Abi Habib: `Our loans are convenient, because they are cheap… and long term`
In making agriculture more sustainable in recent years, the availability of financing options has seen some important improvements. The number of loans to the agro sector has mushroomed in the last two years, especially through loans granted under the Kafalat loan guarantee program.
Lebanese farmers and small agricultural enterprises commonly encountered problems in accessing loans at commercial banks, whose focus of business would rarely include agriculture and whose branch networks were concentrated away from rural areas. Agriculturalists on their part were often reluctant to seek bank loans, which carried high interest charges and requirements to post land as collateral, a stipulation which the small land owners and family farmers viewed as running contrary to their traditions.

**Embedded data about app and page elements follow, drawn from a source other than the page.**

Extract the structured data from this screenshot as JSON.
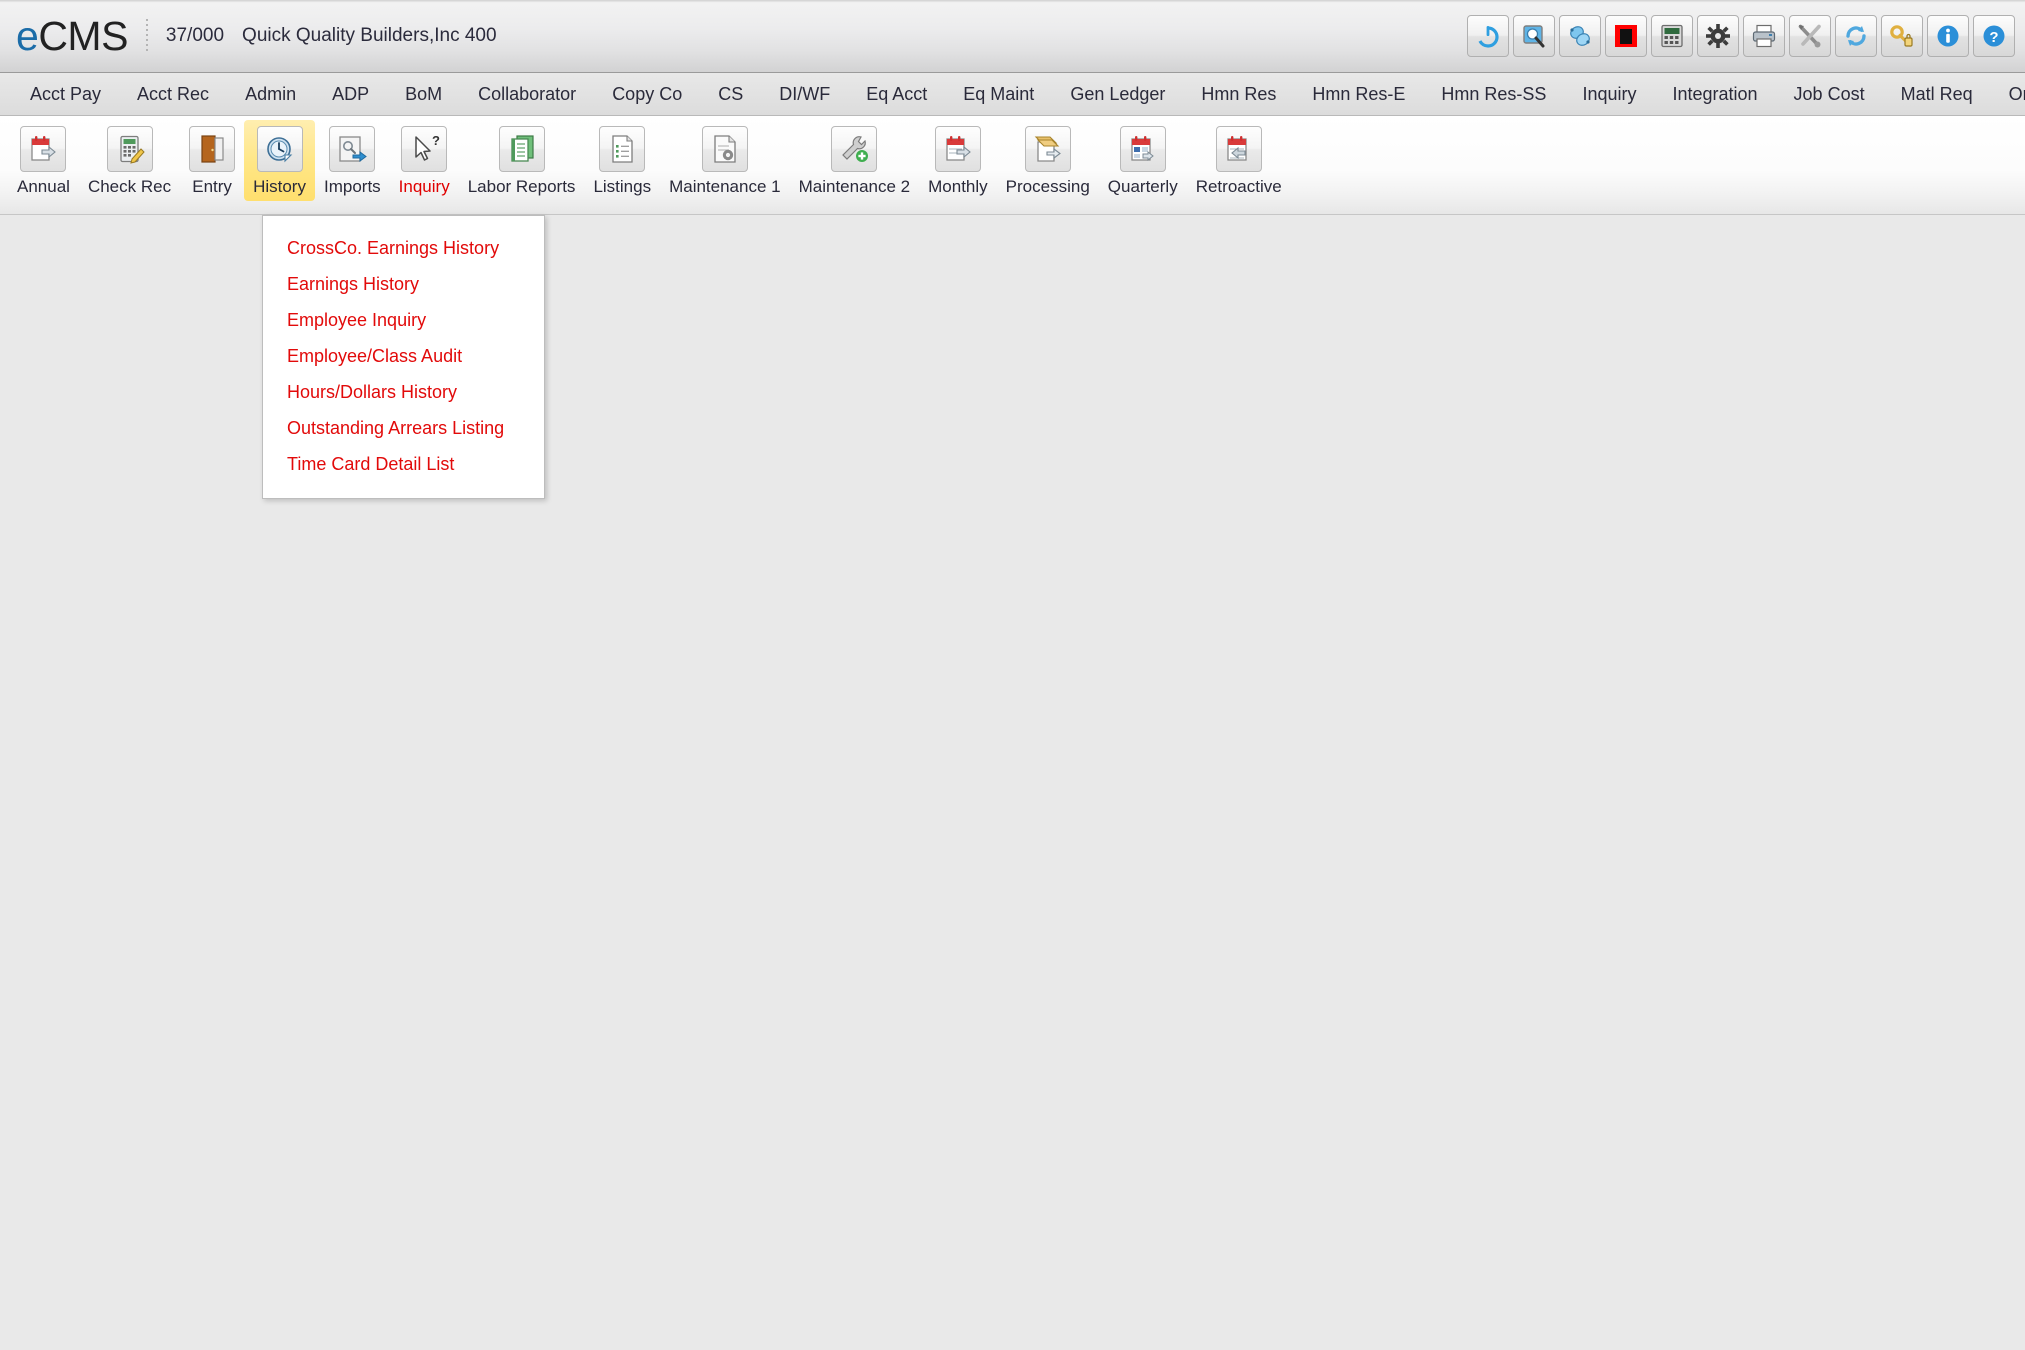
{
  "header": {
    "brand_e": "e",
    "brand_rest": "CMS",
    "company_code": "37/000",
    "company_name": "Quick Quality Builders,Inc 400",
    "icons": [
      {
        "name": "power-icon",
        "title": "Power / Sign Off"
      },
      {
        "name": "search-icon",
        "title": "Search"
      },
      {
        "name": "link-icon",
        "title": "Links"
      },
      {
        "name": "stop-icon",
        "title": "Stop"
      },
      {
        "name": "calculator-icon",
        "title": "Calculator"
      },
      {
        "name": "gear-icon",
        "title": "Settings"
      },
      {
        "name": "printer-icon",
        "title": "Print"
      },
      {
        "name": "tools-icon",
        "title": "Tools"
      },
      {
        "name": "refresh-icon",
        "title": "Refresh"
      },
      {
        "name": "key-icon",
        "title": "Security"
      },
      {
        "name": "info-icon",
        "title": "Information"
      },
      {
        "name": "help-icon",
        "title": "Help"
      }
    ]
  },
  "menubar": {
    "items": [
      {
        "label": "Acct Pay"
      },
      {
        "label": "Acct Rec"
      },
      {
        "label": "Admin"
      },
      {
        "label": "ADP"
      },
      {
        "label": "BoM"
      },
      {
        "label": "Collaborator"
      },
      {
        "label": "Copy Co"
      },
      {
        "label": "CS"
      },
      {
        "label": "DI/WF"
      },
      {
        "label": "Eq Acct"
      },
      {
        "label": "Eq Maint"
      },
      {
        "label": "Gen Ledger"
      },
      {
        "label": "Hmn Res"
      },
      {
        "label": "Hmn Res-E"
      },
      {
        "label": "Hmn Res-SS"
      },
      {
        "label": "Inquiry"
      },
      {
        "label": "Integration"
      },
      {
        "label": "Job Cost"
      },
      {
        "label": "Matl Req"
      },
      {
        "label": "Ord P"
      }
    ]
  },
  "ribbon": {
    "buttons": [
      {
        "label": "Annual",
        "icon": "calendar-arrow-right-icon",
        "state": "normal"
      },
      {
        "label": "Check Rec",
        "icon": "calculator-pencil-icon",
        "state": "normal"
      },
      {
        "label": "Entry",
        "icon": "door-open-icon",
        "state": "normal"
      },
      {
        "label": "History",
        "icon": "clock-page-icon",
        "state": "active"
      },
      {
        "label": "Imports",
        "icon": "import-arrow-icon",
        "state": "normal"
      },
      {
        "label": "Inquiry",
        "icon": "cursor-question-icon",
        "state": "hover"
      },
      {
        "label": "Labor Reports",
        "icon": "report-stack-icon",
        "state": "normal"
      },
      {
        "label": "Listings",
        "icon": "list-document-icon",
        "state": "normal"
      },
      {
        "label": "Maintenance 1",
        "icon": "document-gear-icon",
        "state": "normal"
      },
      {
        "label": "Maintenance 2",
        "icon": "wrench-plus-icon",
        "state": "normal"
      },
      {
        "label": "Monthly",
        "icon": "calendar-arrow-right-icon",
        "state": "normal"
      },
      {
        "label": "Processing",
        "icon": "gold-arrow-page-icon",
        "state": "normal"
      },
      {
        "label": "Quarterly",
        "icon": "calendar-quarter-icon",
        "state": "normal"
      },
      {
        "label": "Retroactive",
        "icon": "calendar-arrow-left-icon",
        "state": "normal"
      }
    ]
  },
  "dropdown": {
    "open_for": "History",
    "items": [
      {
        "label": "CrossCo. Earnings History"
      },
      {
        "label": "Earnings History"
      },
      {
        "label": "Employee Inquiry"
      },
      {
        "label": "Employee/Class Audit"
      },
      {
        "label": "Hours/Dollars History"
      },
      {
        "label": "Outstanding Arrears Listing"
      },
      {
        "label": "Time Card Detail List"
      }
    ]
  },
  "colors": {
    "menu_text": "#2a2a3a",
    "accent_red": "#e20a0a",
    "highlight_yellow": "#ffe684",
    "brand_blue": "#1b6ca8",
    "content_bg": "#e9e9e9"
  }
}
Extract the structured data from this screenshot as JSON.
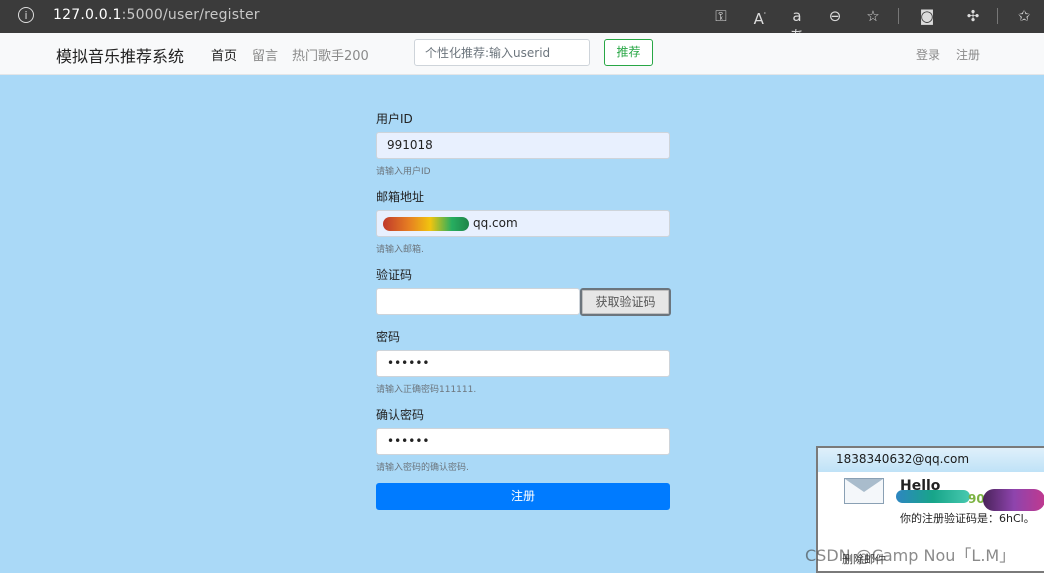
{
  "browser": {
    "url_host": "127.0.0.1",
    "url_path": ":5000/user/register",
    "icons": [
      "info-icon",
      "key-icon",
      "read-aloud-icon",
      "translate-icon",
      "zoom-out-icon",
      "add-favorite-icon",
      "profile-icon",
      "extensions-icon",
      "favorites-icon"
    ]
  },
  "navbar": {
    "brand": "模拟音乐推荐系统",
    "links": [
      "首页",
      "留言",
      "热门歌手200"
    ],
    "search_placeholder": "个性化推荐:输入userid",
    "recommend_button": "推荐",
    "login": "登录",
    "register": "注册"
  },
  "form": {
    "userid_label": "用户ID",
    "userid_value": "991018",
    "userid_help": "请输入用户ID",
    "email_label": "邮箱地址",
    "email_value": "qq.com",
    "email_help": "请输入邮箱.",
    "code_label": "验证码",
    "code_value": "",
    "get_code_button": "获取验证码",
    "password_label": "密码",
    "password_value": "••••••",
    "password_help": "请输入正确密码111111.",
    "confirm_label": "确认密码",
    "confirm_value": "••••••",
    "confirm_help": "请输入密码的确认密码.",
    "submit_button": "注册"
  },
  "popup": {
    "from": "1838340632@qq.com",
    "hello": "Hello",
    "partial_number": "90",
    "message": "你的注册验证码是：6hCl。",
    "delete": "删除邮件"
  },
  "watermark": "CSDN @Camp Nou「L.M」",
  "colors": {
    "page_bg": "#aad9f7",
    "primary": "#007bff",
    "success": "#28a745"
  }
}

This placed agriculturalists in a situation where sponsored programs were most appropriate to their needs. One type of such finance vehicle is micro finance, which fundamentally aims at enabling poor people to realize their potential for economic productivity. The tool to achieve this is provision of micro credits with strict repayment discipline, modeled after a development concept popularized over the last two decades through the collateral-free lending activities of the Grameen Bank in Bangladesh. Over 20 foreign and domestic NGOs have involved themselves since the mid 1990s in managing the provision of such loans to Lebanese individuals and small enterprises, in many instances with an emphasis on serving specific communities or geographic regions.
An UNDP country survey from 1997 found that the concept encountered a notable amount of skepticism at that time, but a 2002 paper for a World Bank development debate drew a more promising picture on the potential of micro finance for Lebanon. Presently, accumulated NGO-driven micro lending activities with a ceiling of $5,000 per loan are estimated to stand at a level of around $30 million. As charities, micro finance NGOs are dependent on donor contributions. Except for micro lending initiatives within general lending by commercial banks, the activity is yet to be regulated, making it difficult to analyze the overall scope, distribution and performance. “Some of the NGOs have become more productive, others less,” said economist Joey Ghaleb, who co-authored the 2002 paper.
Experts said that new dynamics would enter this realm and boost the micro finance volume when the central bank implements a planned framework, under which banks will be allowed to utilize a portion of their statutory reserves for advancing funds to micro lending. For the time being, the Kafalat program remains the best non-commercial loan. Kafalat is the loan guarantee corporation whose shareholders are the National Institute for the Guarantee of Deposits and 50 commercial banks. The company was established in 1999 and its portfolio of loan guarantees has seen a tremendous increase from mid 2002, to reach a total amount of $199.2 million at the end of February 2004. With 1,355 loans, agriculture accounted for almost half of all guarantees awarded.
“Our loans are convenient, because they are cheap and more importantly, they are long-term,” said Kafalat chairman, Khater Abi Habib. Loans benefiting from the scheme, under which Kafalat guarantees 75% of principal and interest up to a ceiling of $200,000, can go a long way to help farmers restructure their activities, or enter new activities on land that had been under-exploited.
As it does not stipulate a minimum loan amount, the scheme could also be accessible to clients whose needs are in the range of micro finance. Kafalat as a rule processes loan guarantee requests within three weeks. A characteristic of the program suited to the needs of small businesses, and farmers in particular, is the low reliance on real estate collateral. “With the presence of our guarantees,” Abi Habib said, “it has not become totally easy but much easier.”
While not designed to finance major agro-industrial projects, the scheme allows the infusion of larger amounts into agro-industry through the nation’s industrial lending program. “I saw a number of agro-industrial concerns financed by central bank-subsidized loans creating sure markets for agriculturalists as suppliers of raw materials,” said Abi Habib, “and those agriculturalists are in turn being financed by banks on basis of the strength of the purchase contracts given to them by agro-industrialists, plus the strength of market developments and guarantees given by Kafalat.”
As medium-term facilities, the low-interest seven-year loans with a one-year grace period are suited to the needs of most agriculturalists. One sub sector of agriculture to which the parameters of Kafalat loan guarantees are less well suited, however, is tree farming. To start operation of an orchard, a farmer needs finance facilities that are repayable over 12 to 15 years, with a three-year grace period. For this, Kafalat guarantees are inadequate and a source of long-term funding would be needed, with possible sponsors including Lebanon’s usual partners in lending and aid programs, such as the World Bank, EU and their affiliated finance institutions.
The loan guarantee company is engaged in continuous efforts to inform its client base of existing or potential small and medium entrepreneurs. “The best marketing is for us to be in the midst of our potential users,” said Abi Habib, “the north is our weakest market, and that’s why the largest portion of our visits and activities is now to the north.”